Evidence from an evaluation of student perspectives on work-related learning with South Yorkshire Police has demonstrated that the quality of the work-related learning experience is dependent upon strong support structures to manage the complexities that arise in the world of professional work and potentially come into conflict with the demands of the academic environment. In response to this, virtual support has been embedded into a work-related learning module via the use of blogs/journals to aid both academic and professional development yet challenges persist in the effective engagement of students within this process. This presentation will outline the provisional findings of a project designed to generate a better understanding of how and why students engage/disengage with different types of 2.0 technologies at SHU.

D5 – (EN40 and EN47) 15.30

 

2012 History in practice: embedding employability in the humanities curriculum

Alison Twells

SHU’s commitment to providing work-related learning for all students has posed particular challenges for some non-vocational subjects, such as the Humanities. This paper explores the changing fortunes of the external work-related project in History, once part of a Level 6 Community History module which attracted a small but dedicated student following, and which has now been re-developed to deliver employability at Level 5 of the History programme. The paper will consider discipline-specific ways of developing employability and will review student feedback on the value of such modules, particularly in terms of developing skills and confidence, inspiring ideas for future fields of employment, and promoting a different sort of pride in and ownership of their work.

Presentation:  C4 FU06 History of Practice LTA ppt

C4 – (FU06, FU08, FU30, FU32) 14.20

2012 What alternatives are available when placement opportunities are limited?

Chris Hill

CANCELLED

Facing a reduction in opportunities for direct placement experience, it is difficult to maintain a dissemination of that experience throughout Built Environment undergraduate cohorts. However, using student presentations of the learning outcomes individually identified with their experience can allow all students to gain a wide variety of current practices in their chosen field. The expectations of students on vocational courses includes a thorough preparedness to enter the ‘world of work’, the correlation with this from employers expectations brings employability to the centre of the curriculum. The divide between notional academic and work related realms is seen to be artificial: the academic work reflects the workplace; the workplace develops the academic disciplines. The opportunity to experience the variety of the workplace, from the professional practice in London to the Local Authority in Derbyshire, the subcontractor in Rotherham to the Olympics village project, is hugely valuable to the student. Few individuals, beyond the tutor, can hope to visit all these first hand, but by allowing the whole cohort to witness the presentations made by returning students, the whole cohort can be exposed to the experience, described from a first hand and student perspective. The variety of experiences presented helps all students, those who have gained experience and those who have not had that opportunity. This benefit is seen in development of interpersonal skills such as reflection and communication. 

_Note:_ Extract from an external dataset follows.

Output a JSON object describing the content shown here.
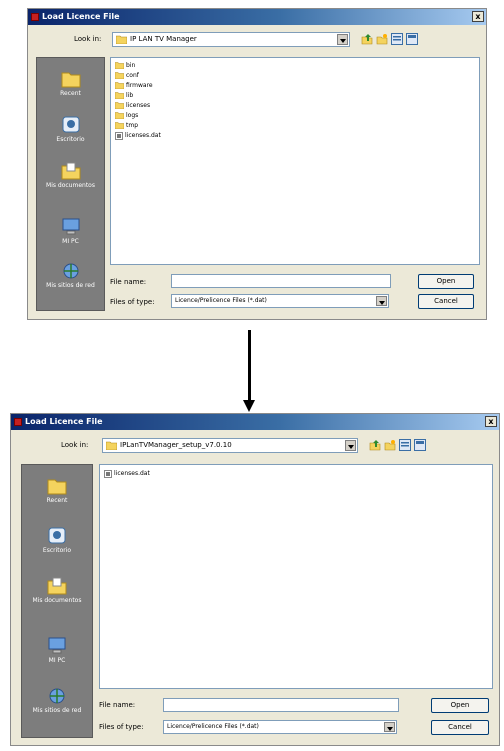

Experience of undergraduate Built Environment disciplines in combining explicit links between learning outcomes and professional body requirements has maintained an academic and professional standard for this practice. Cumulative academic conference publication supports the scholarly nature of this work.

C1 – (EX04, EX13, EX15, EX18) 14.20